Going line by line through the entries, count those containing "iPod" and state only the result.

Input data Block Start

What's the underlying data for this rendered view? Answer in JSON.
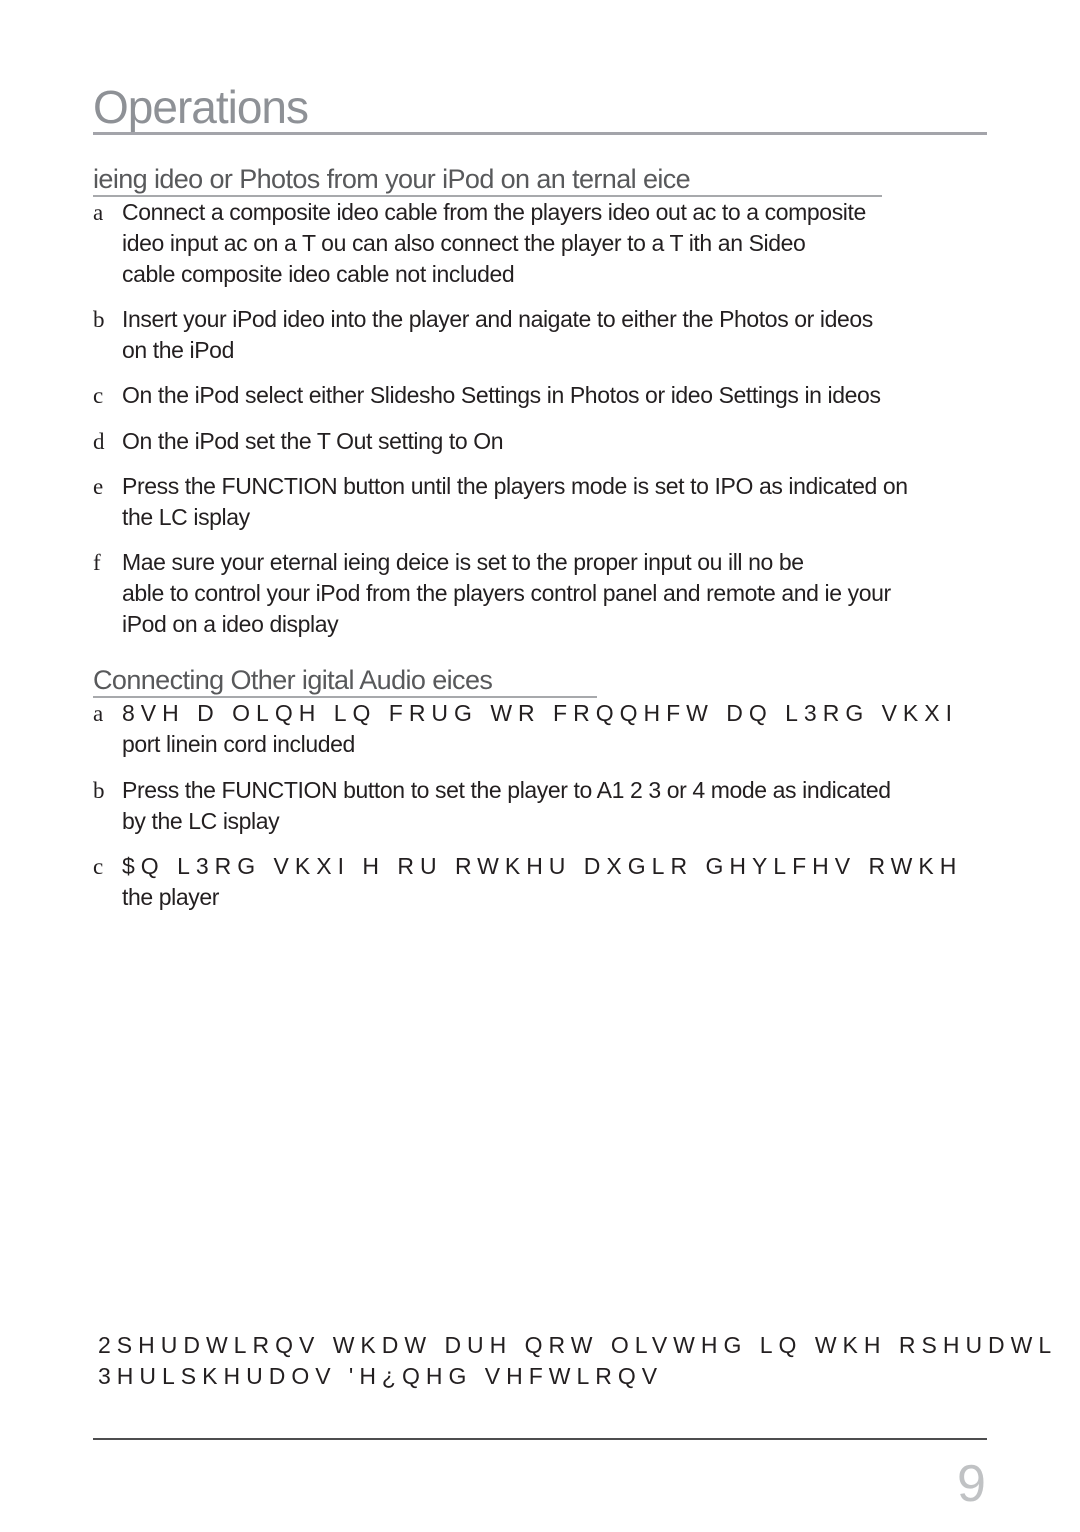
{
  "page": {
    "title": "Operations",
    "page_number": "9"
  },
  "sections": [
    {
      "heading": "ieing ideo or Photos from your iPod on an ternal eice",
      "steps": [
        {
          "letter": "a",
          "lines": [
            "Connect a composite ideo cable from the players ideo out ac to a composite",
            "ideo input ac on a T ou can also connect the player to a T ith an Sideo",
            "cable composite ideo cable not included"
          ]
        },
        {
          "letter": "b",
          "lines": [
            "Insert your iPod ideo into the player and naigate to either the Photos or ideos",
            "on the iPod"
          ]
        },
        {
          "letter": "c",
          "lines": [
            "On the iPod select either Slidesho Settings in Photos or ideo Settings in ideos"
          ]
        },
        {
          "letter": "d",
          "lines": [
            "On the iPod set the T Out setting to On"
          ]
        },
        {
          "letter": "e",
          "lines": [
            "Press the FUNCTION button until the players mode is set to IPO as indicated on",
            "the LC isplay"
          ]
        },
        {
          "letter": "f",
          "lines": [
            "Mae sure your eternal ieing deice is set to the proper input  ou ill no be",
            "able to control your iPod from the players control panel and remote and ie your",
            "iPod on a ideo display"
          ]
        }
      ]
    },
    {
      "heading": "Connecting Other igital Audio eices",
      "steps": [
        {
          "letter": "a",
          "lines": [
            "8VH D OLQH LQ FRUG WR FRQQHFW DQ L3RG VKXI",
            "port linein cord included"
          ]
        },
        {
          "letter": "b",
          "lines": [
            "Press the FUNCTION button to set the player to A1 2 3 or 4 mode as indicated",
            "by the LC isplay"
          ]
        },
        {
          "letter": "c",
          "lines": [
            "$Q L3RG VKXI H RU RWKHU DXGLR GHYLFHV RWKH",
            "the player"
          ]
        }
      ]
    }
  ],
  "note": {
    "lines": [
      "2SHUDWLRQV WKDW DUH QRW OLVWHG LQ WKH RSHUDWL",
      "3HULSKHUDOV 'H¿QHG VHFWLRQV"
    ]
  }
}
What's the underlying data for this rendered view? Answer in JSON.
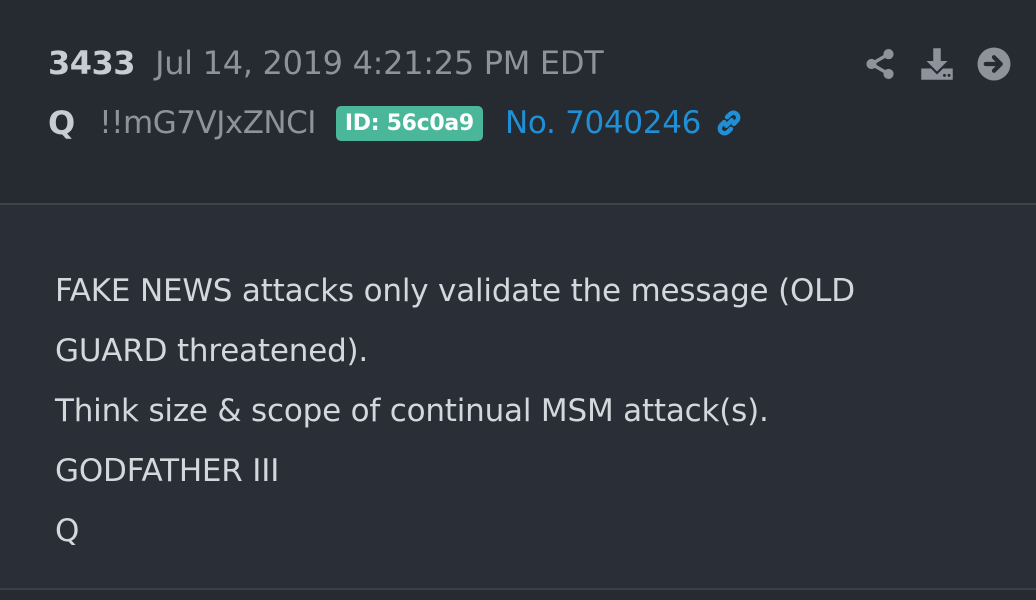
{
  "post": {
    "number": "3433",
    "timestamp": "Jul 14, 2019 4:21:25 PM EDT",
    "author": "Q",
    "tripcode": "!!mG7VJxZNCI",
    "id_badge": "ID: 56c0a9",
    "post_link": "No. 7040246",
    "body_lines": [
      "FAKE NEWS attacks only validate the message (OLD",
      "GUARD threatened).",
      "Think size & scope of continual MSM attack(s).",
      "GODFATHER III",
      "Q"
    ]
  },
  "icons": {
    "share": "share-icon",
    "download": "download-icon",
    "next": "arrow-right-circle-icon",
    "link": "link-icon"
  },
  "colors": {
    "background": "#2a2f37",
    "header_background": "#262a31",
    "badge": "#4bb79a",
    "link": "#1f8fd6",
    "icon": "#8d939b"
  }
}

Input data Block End

## Task response
7